One member common in our desert area is the Red-shafted Flicker. Although it excavates a nesting cavity in trees like other woodpeckers, you'll commonly see this bird on the ground, foraging on ants or other terrestrial invertebrates rather than using its bill to uncover goodies tucked away in tree trunks or limbs. Even more surprising to most folks are the sapsuckers. Whereas most woodpeckers have a long, sharp tongue with backward-pointing barbs to spear their prey and drag them from their wooden tunnels, the sapsucker's tongue ends in a brush. They excavate a hole into a tree trunk to intercept sap, with their tongue acting as a sponge for the nutritious moisture. Insects attracted to the sweet sap supply needed proteins. The woodpeckers demonstrate a principle common among living things—a basic makeup varied for a variety of functions. What biologists and musicians call "variations on a theme".
pen and ink


Contributor: Arthur H. Harris, Laboratory for Environmental Biology, Centennial Museum, University of Texas at El Paso.

Desert Diary is a joint production of the Centennial Museum and KTEP National Public Radio at the University of Texas at El Paso.

Woodpecker skull showing tongue arrangement

Dorsal, lateral, and ventral views of the skull of a Hairy Woodpecker. In this species, part of the supporting structure of the tongue the hyoid apparatus) encircles the skull in the adult, ending up at the right nostril. In the top view, the horns of the hyoid extend from near the right nostril across the top of the skull. The long, slender structure below the skull in the lateral view is the support of the tongue proper as well as more posterior parts of the hyoid, portions of which can be seen coming over the skull. In the bottom view, the two supports can be seen to come together to form the anterior tongue support. Scanned images from a specimen in the UTEP collections.



Bock, W. J. 1999. Functional and evolutionary morphology of woodpeckers. The Ostrich, 70:23-31.

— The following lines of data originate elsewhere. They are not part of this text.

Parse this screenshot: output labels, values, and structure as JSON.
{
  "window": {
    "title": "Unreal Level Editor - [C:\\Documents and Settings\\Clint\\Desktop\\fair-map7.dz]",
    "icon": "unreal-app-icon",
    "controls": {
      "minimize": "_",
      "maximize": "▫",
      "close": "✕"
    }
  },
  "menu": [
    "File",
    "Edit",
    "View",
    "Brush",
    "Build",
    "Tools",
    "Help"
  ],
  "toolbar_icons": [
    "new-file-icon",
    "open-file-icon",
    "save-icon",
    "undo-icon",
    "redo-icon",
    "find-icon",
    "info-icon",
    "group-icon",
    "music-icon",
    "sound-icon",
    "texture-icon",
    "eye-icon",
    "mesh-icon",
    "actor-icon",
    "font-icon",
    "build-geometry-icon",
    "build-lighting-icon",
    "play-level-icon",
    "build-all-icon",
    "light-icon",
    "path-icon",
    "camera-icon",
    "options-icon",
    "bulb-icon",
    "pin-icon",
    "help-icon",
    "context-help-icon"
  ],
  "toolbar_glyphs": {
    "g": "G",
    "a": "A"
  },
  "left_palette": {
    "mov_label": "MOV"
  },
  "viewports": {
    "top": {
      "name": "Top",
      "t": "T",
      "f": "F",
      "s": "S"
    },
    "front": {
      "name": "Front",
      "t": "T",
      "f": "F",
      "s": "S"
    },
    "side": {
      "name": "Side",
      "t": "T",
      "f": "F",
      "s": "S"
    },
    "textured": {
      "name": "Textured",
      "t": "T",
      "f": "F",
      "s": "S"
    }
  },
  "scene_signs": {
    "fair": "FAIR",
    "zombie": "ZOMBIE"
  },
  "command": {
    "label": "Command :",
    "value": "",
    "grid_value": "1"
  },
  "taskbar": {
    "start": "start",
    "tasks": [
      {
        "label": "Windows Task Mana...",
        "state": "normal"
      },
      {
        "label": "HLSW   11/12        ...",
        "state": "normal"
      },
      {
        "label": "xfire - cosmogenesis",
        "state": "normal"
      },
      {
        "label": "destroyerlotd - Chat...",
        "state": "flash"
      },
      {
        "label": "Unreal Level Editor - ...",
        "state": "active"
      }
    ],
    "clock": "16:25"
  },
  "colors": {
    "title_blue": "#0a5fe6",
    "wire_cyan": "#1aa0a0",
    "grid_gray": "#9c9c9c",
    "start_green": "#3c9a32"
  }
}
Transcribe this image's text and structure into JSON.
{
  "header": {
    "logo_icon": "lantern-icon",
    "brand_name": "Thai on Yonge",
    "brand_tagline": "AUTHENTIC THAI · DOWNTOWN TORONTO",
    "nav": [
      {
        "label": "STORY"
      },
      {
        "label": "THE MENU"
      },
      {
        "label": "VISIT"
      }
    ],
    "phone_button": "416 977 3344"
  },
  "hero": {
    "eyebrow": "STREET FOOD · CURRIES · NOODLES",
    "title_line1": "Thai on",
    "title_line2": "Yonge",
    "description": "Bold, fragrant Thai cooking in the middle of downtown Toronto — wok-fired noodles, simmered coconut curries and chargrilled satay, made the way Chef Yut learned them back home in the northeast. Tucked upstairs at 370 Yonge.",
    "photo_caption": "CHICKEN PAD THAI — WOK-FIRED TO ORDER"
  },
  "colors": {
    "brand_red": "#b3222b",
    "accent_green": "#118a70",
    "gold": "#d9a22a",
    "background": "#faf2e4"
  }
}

Welty, J. C. 1982. The life of birds. 3rd ed., Saunders College Publishing, Philadelphia. 754 pp.

Web Resources

Anatomy and Evolution of the Woodpecker's Tongue by Rusty Ryan.